One of the branches of modern medicine that has most unreasonably detached itself from the data, ironically, is psychiatry. Psychiatrist David Healy said “There is probably no other area of medicine in which the academic literature is so at odds with the raw data.” This field has defined so many mental disorders so vaguely that, by these definitions, we are all crazy. I am often tempted to believe that really is the case, but then I get serious. If you have heard the rumors that the federal government wants to screen everybody for mental illness then you know what a bad idea that is. The inmates really are running the asylum.
Speaking of screening, studies have shown health screening has zero effect on overall mortality. It doesn’t work. Well, actually it does work. It brings more patients into the healthcare system. In other words, more money is brought into the system.
A broad range of witnesses—from doctors, to courts, to the FDA, to journal editors, to researchers, to victims—all agree. There is a moral vacuum at the top of the healthcare industry. It isn’t confined to just one industry. The author himself compares it to the tobacco industry. I would expand it to all major industries, high levels of government, the FDA, scientific journals and, it pains me to say, the grassroots. Until the grassroots lets go of its willful ignorance, addiction to convenience and naive acceptance of everything the government and industry say, we will get what we deserve. Until we stop supporting and patronizing corrupt institutions and industries we will get what we deserve.

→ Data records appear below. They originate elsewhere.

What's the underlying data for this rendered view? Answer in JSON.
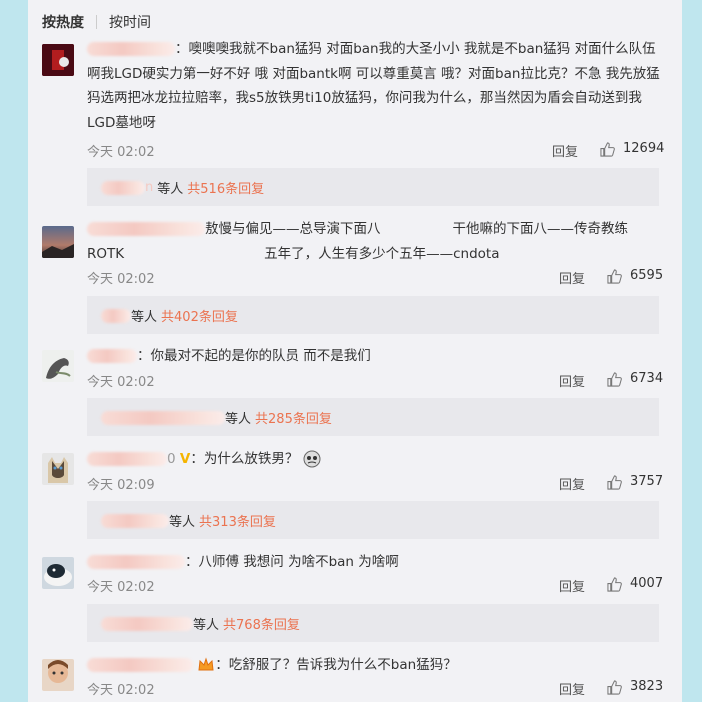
{
  "tabs": {
    "hot": "按热度",
    "time": "按时间"
  },
  "labels": {
    "reply": "回复",
    "waiting": "等人",
    "total_prefix": "共",
    "total_suffix": "条回复"
  },
  "comments": [
    {
      "text": "：噢噢噢我就不ban猛犸 对面ban我的大圣小小 我就是不ban猛犸 对面什么队伍啊我LGD硬实力第一好不好  哦 对面bantk啊 可以尊重莫言 哦？对面ban拉比克？不急 我先放猛犸选两把冰龙拉拉赔率，我s5放铁男ti10放猛犸，你问我为什么，那当然因为盾会自动送到我LGD墓地呀",
      "time": "今天 02:02",
      "likes": "12694",
      "sub_partial": "n",
      "sub_count": "516"
    },
    {
      "text_a": "敖慢与偏见——总导演下面八",
      "text_b": "干他嘛的下面八——传奇教练",
      "text_c": "ROTK",
      "text_d": "五年了，人生有多少个五年——cndota",
      "time": "今天 02:02",
      "likes": "6595",
      "sub_count": "402"
    },
    {
      "text": "：你最对不起的是你的队员 而不是我们",
      "time": "今天 02:02",
      "likes": "6734",
      "sub_count": "285"
    },
    {
      "name_tail": "0",
      "text": "：为什么放铁男？",
      "time": "今天 02:09",
      "likes": "3757",
      "sub_count": "313"
    },
    {
      "text": "：八师傅 我想问 为啥不ban 为啥啊",
      "time": "今天 02:02",
      "likes": "4007",
      "sub_count": "768"
    },
    {
      "text": "：吃舒服了？告诉我为什么不ban猛犸？",
      "time": "今天 02:02",
      "likes": "3823"
    }
  ]
}
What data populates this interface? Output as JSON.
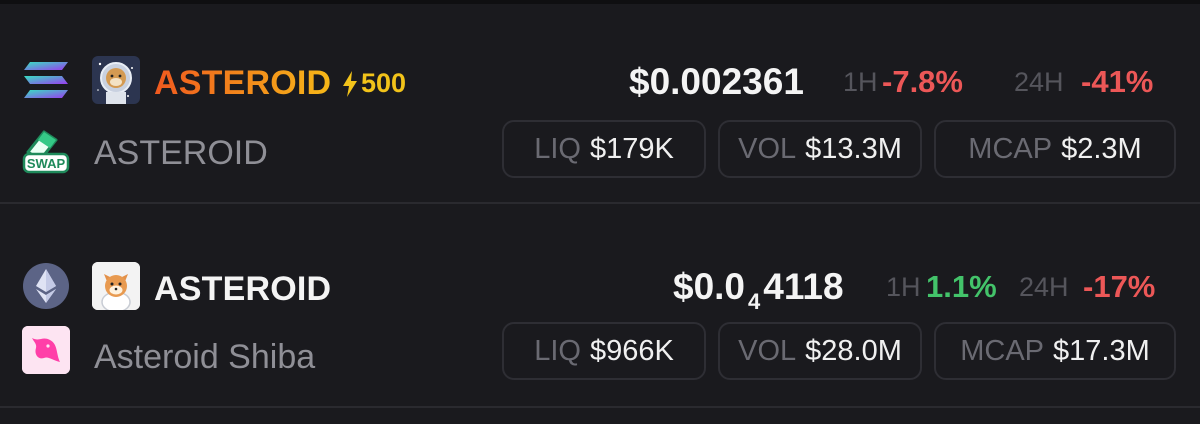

Gøtzsche offers a number of solutions. He suggests scrapping for-profit drugs, banning trials by industry on its own products and full disclosure of all trial data. He also recommends no marketing of drugs. I’m an old dog who remembers when drug advertising was not legal in the U.S. It was a better, healthier time. These are good ideas but until the moral vacuum is removed no idea will be good enough. More rules will just mean more opportunities to ignore, corrupt or twist the rules. Raising awareness is the first step and this book certainly does that, so the thumb is UP for this book.
This article appeared in Wise Traditions in Food, Farming and the Healing Arts, the quarterly journal of the Weston A. Price Foundation, Summer 2016